= Task requirements =
Each line below should be repeated exactly as it stands.
(Beginning of Extracted records)
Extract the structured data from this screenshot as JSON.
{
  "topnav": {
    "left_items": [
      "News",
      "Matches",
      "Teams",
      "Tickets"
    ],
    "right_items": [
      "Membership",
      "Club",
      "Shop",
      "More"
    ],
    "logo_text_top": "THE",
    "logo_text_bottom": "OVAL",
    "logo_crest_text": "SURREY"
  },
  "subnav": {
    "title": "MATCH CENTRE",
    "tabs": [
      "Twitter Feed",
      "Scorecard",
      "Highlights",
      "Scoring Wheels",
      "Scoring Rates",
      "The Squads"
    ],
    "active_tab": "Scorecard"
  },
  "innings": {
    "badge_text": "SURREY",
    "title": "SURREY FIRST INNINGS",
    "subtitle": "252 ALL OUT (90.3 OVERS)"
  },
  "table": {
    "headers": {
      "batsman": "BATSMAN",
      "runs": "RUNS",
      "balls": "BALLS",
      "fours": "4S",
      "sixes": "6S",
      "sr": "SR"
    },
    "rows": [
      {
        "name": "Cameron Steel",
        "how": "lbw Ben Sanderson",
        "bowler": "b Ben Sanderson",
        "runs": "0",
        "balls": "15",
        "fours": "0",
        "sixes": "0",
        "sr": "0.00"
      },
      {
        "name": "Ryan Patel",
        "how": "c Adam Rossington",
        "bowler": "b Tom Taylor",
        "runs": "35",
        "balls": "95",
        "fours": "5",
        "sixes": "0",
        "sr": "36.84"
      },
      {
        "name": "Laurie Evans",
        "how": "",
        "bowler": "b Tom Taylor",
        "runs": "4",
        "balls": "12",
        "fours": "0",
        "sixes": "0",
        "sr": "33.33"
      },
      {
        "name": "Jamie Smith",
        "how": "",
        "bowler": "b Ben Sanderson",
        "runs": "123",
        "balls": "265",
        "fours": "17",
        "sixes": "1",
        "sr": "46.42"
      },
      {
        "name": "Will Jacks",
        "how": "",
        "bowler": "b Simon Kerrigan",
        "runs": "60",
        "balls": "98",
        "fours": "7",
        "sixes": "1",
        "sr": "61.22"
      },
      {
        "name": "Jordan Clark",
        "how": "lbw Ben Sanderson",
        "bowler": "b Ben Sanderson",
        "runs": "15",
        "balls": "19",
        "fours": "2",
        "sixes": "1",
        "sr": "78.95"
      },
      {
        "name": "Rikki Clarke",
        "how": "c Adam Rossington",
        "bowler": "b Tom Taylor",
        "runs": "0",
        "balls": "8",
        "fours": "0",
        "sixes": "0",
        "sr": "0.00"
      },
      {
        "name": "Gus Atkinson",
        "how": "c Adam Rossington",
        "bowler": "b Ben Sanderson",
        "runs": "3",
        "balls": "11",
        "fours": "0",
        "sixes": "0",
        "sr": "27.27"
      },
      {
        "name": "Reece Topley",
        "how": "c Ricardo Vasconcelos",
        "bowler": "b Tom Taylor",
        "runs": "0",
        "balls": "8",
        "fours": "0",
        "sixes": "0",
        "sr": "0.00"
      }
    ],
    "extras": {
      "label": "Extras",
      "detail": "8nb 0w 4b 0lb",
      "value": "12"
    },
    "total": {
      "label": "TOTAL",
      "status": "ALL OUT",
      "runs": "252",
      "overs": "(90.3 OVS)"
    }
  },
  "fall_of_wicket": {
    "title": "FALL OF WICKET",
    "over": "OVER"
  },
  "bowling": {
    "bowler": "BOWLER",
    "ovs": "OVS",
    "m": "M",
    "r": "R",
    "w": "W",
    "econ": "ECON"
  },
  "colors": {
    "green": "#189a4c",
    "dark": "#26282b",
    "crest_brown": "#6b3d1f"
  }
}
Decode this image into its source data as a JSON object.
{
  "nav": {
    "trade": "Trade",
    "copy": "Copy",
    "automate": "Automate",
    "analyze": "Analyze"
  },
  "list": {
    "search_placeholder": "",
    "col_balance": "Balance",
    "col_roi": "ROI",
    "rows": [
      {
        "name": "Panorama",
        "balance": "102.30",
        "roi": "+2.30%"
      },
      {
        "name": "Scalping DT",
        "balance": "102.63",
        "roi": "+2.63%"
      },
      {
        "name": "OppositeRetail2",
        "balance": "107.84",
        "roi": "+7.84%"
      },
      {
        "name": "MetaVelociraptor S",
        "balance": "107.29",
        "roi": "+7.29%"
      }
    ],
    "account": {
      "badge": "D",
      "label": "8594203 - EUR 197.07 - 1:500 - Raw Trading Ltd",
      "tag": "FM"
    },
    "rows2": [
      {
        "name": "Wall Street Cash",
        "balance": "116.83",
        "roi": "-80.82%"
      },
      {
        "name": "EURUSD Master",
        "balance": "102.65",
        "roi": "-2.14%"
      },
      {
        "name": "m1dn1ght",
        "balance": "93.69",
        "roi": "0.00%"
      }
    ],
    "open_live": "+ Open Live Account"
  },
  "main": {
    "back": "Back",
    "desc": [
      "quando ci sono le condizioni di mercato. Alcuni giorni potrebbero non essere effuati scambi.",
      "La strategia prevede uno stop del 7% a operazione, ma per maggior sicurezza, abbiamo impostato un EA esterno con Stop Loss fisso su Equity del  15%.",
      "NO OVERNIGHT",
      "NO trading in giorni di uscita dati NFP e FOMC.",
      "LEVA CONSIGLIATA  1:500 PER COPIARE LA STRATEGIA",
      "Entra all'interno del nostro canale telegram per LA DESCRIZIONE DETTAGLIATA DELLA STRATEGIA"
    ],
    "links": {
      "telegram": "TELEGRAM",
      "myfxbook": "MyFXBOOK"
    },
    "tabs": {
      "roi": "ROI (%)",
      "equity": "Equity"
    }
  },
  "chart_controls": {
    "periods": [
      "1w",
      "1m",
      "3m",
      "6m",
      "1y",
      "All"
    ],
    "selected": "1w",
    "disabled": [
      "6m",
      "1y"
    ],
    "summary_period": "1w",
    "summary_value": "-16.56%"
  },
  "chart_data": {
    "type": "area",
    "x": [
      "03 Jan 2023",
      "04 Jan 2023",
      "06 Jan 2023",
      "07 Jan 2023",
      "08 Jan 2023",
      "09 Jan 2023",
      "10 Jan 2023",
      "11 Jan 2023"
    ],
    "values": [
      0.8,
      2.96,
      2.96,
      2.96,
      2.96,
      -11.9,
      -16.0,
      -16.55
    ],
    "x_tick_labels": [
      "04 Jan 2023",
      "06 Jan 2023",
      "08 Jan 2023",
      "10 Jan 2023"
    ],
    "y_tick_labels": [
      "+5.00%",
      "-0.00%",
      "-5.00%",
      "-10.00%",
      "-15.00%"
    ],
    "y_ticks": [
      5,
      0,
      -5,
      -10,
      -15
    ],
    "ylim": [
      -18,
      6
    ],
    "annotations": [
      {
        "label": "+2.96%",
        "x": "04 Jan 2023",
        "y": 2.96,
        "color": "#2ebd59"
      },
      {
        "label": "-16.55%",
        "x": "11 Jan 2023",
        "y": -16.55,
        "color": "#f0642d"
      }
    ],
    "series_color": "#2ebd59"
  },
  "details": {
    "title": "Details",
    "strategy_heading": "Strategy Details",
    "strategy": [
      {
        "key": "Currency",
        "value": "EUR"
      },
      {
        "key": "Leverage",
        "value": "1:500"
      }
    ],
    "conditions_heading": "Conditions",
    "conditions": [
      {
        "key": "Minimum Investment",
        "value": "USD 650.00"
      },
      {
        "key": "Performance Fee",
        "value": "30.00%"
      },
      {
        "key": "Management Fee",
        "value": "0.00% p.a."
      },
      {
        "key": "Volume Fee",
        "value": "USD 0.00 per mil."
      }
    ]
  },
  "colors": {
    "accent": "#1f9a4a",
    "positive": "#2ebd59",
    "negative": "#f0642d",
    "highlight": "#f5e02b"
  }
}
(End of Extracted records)
= Result below =
Extract the structured data from this screenshot as JSON.
{
  "topnav": {
    "left_items": [
      "News",
      "Matches",
      "Teams",
      "Tickets"
    ],
    "right_items": [
      "Membership",
      "Club",
      "Shop",
      "More"
    ],
    "logo_text_top": "THE",
    "logo_text_bottom": "OVAL",
    "logo_crest_text": "SURREY"
  },
  "subnav": {
    "title": "MATCH CENTRE",
    "tabs": [
      "Twitter Feed",
      "Scorecard",
      "Highlights",
      "Scoring Wheels",
      "Scoring Rates",
      "The Squads"
    ],
    "active_tab": "Scorecard"
  },
  "innings": {
    "badge_text": "SURREY",
    "title": "SURREY FIRST INNINGS",
    "subtitle": "252 ALL OUT (90.3 OVERS)"
  },
  "table": {
    "headers": {
      "batsman": "BATSMAN",
      "runs": "RUNS",
      "balls": "BALLS",
      "fours": "4S",
      "sixes": "6S",
      "sr": "SR"
    },
    "rows": [
      {
        "name": "Cameron Steel",
        "how": "lbw Ben Sanderson",
        "bowler": "b Ben Sanderson",
        "runs": "0",
        "balls": "15",
        "fours": "0",
        "sixes": "0",
        "sr": "0.00"
      },
      {
        "name": "Ryan Patel",
        "how": "c Adam Rossington",
        "bowler": "b Tom Taylor",
        "runs": "35",
        "balls": "95",
        "fours": "5",
        "sixes": "0",
        "sr": "36.84"
      },
      {
        "name": "Laurie Evans",
        "how": "",
        "bowler": "b Tom Taylor",
        "runs": "4",
        "balls": "12",
        "fours": "0",
        "sixes": "0",
        "sr": "33.33"
      },
      {
        "name": "Jamie Smith",
        "how": "",
        "bowler": "b Ben Sanderson",
        "runs": "123",
        "balls": "265",
        "fours": "17",
        "sixes": "1",
        "sr": "46.42"
      },
      {
        "name": "Will Jacks",
        "how": "",
        "bowler": "b Simon Kerrigan",
        "runs": "60",
        "balls": "98",
        "fours": "7",
        "sixes": "1",
        "sr": "61.22"
      },
      {
        "name": "Jordan Clark",
        "how": "lbw Ben Sanderson",
        "bowler": "b Ben Sanderson",
        "runs": "15",
        "balls": "19",
        "fours": "2",
        "sixes": "1",
        "sr": "78.95"
      },
      {
        "name": "Rikki Clarke",
        "how": "c Adam Rossington",
        "bowler": "b Tom Taylor",
        "runs": "0",
        "balls": "8",
        "fours": "0",
        "sixes": "0",
        "sr": "0.00"
      },
      {
        "name": "Gus Atkinson",
        "how": "c Adam Rossington",
        "bowler": "b Ben Sanderson",
        "runs": "3",
        "balls": "11",
        "fours": "0",
        "sixes": "0",
        "sr": "27.27"
      },
      {
        "name": "Reece Topley",
        "how": "c Ricardo Vasconcelos",
        "bowler": "b Tom Taylor",
        "runs": "0",
        "balls": "8",
        "fours": "0",
        "sixes": "0",
        "sr": "0.00"
      }
    ],
    "extras": {
      "label": "Extras",
      "detail": "8nb 0w 4b 0lb",
      "value": "12"
    },
    "total": {
      "label": "TOTAL",
      "status": "ALL OUT",
      "runs": "252",
      "overs": "(90.3 OVS)"
    }
  },
  "fall_of_wicket": {
    "title": "FALL OF WICKET",
    "over": "OVER"
  },
  "bowling": {
    "bowler": "BOWLER",
    "ovs": "OVS",
    "m": "M",
    "r": "R",
    "w": "W",
    "econ": "ECON"
  },
  "colors": {
    "green": "#189a4c",
    "dark": "#26282b",
    "crest_brown": "#6b3d1f"
  }
}
Decode this image into its source data as a JSON object.
{
  "nav": {
    "trade": "Trade",
    "copy": "Copy",
    "automate": "Automate",
    "analyze": "Analyze"
  },
  "list": {
    "search_placeholder": "",
    "col_balance": "Balance",
    "col_roi": "ROI",
    "rows": [
      {
        "name": "Panorama",
        "balance": "102.30",
        "roi": "+2.30%"
      },
      {
        "name": "Scalping DT",
        "balance": "102.63",
        "roi": "+2.63%"
      },
      {
        "name": "OppositeRetail2",
        "balance": "107.84",
        "roi": "+7.84%"
      },
      {
        "name": "MetaVelociraptor S",
        "balance": "107.29",
        "roi": "+7.29%"
      }
    ],
    "account": {
      "badge": "D",
      "label": "8594203 - EUR 197.07 - 1:500 - Raw Trading Ltd",
      "tag": "FM"
    },
    "rows2": [
      {
        "name": "Wall Street Cash",
        "balance": "116.83",
        "roi": "-80.82%"
      },
      {
        "name": "EURUSD Master",
        "balance": "102.65",
        "roi": "-2.14%"
      },
      {
        "name": "m1dn1ght",
        "balance": "93.69",
        "roi": "0.00%"
      }
    ],
    "open_live": "+ Open Live Account"
  },
  "main": {
    "back": "Back",
    "desc": [
      "quando ci sono le condizioni di mercato. Alcuni giorni potrebbero non essere effuati scambi.",
      "La strategia prevede uno stop del 7% a operazione, ma per maggior sicurezza, abbiamo impostato un EA esterno con Stop Loss fisso su Equity del  15%.",
      "NO OVERNIGHT",
      "NO trading in giorni di uscita dati NFP e FOMC.",
      "LEVA CONSIGLIATA  1:500 PER COPIARE LA STRATEGIA",
      "Entra all'interno del nostro canale telegram per LA DESCRIZIONE DETTAGLIATA DELLA STRATEGIA"
    ],
    "links": {
      "telegram": "TELEGRAM",
      "myfxbook": "MyFXBOOK"
    },
    "tabs": {
      "roi": "ROI (%)",
      "equity": "Equity"
    }
  },
  "chart_controls": {
    "periods": [
      "1w",
      "1m",
      "3m",
      "6m",
      "1y",
      "All"
    ],
    "selected": "1w",
    "disabled": [
      "6m",
      "1y"
    ],
    "summary_period": "1w",
    "summary_value": "-16.56%"
  },
  "chart_data": {
    "type": "area",
    "x": [
      "03 Jan 2023",
      "04 Jan 2023",
      "06 Jan 2023",
      "07 Jan 2023",
      "08 Jan 2023",
      "09 Jan 2023",
      "10 Jan 2023",
      "11 Jan 2023"
    ],
    "values": [
      0.8,
      2.96,
      2.96,
      2.96,
      2.96,
      -11.9,
      -16.0,
      -16.55
    ],
    "x_tick_labels": [
      "04 Jan 2023",
      "06 Jan 2023",
      "08 Jan 2023",
      "10 Jan 2023"
    ],
    "y_tick_labels": [
      "+5.00%",
      "-0.00%",
      "-5.00%",
      "-10.00%",
      "-15.00%"
    ],
    "y_ticks": [
      5,
      0,
      -5,
      -10,
      -15
    ],
    "ylim": [
      -18,
      6
    ],
    "annotations": [
      {
        "label": "+2.96%",
        "x": "04 Jan 2023",
        "y": 2.96,
        "color": "#2ebd59"
      },
      {
        "label": "-16.55%",
        "x": "11 Jan 2023",
        "y": -16.55,
        "color": "#f0642d"
      }
    ],
    "series_color": "#2ebd59"
  },
  "details": {
    "title": "Details",
    "strategy_heading": "Strategy Details",
    "strategy": [
      {
        "key": "Currency",
        "value": "EUR"
      },
      {
        "key": "Leverage",
        "value": "1:500"
      }
    ],
    "conditions_heading": "Conditions",
    "conditions": [
      {
        "key": "Minimum Investment",
        "value": "USD 650.00"
      },
      {
        "key": "Performance Fee",
        "value": "30.00%"
      },
      {
        "key": "Management Fee",
        "value": "0.00% p.a."
      },
      {
        "key": "Volume Fee",
        "value": "USD 0.00 per mil."
      }
    ]
  },
  "colors": {
    "accent": "#1f9a4a",
    "positive": "#2ebd59",
    "negative": "#f0642d",
    "highlight": "#f5e02b"
  }
}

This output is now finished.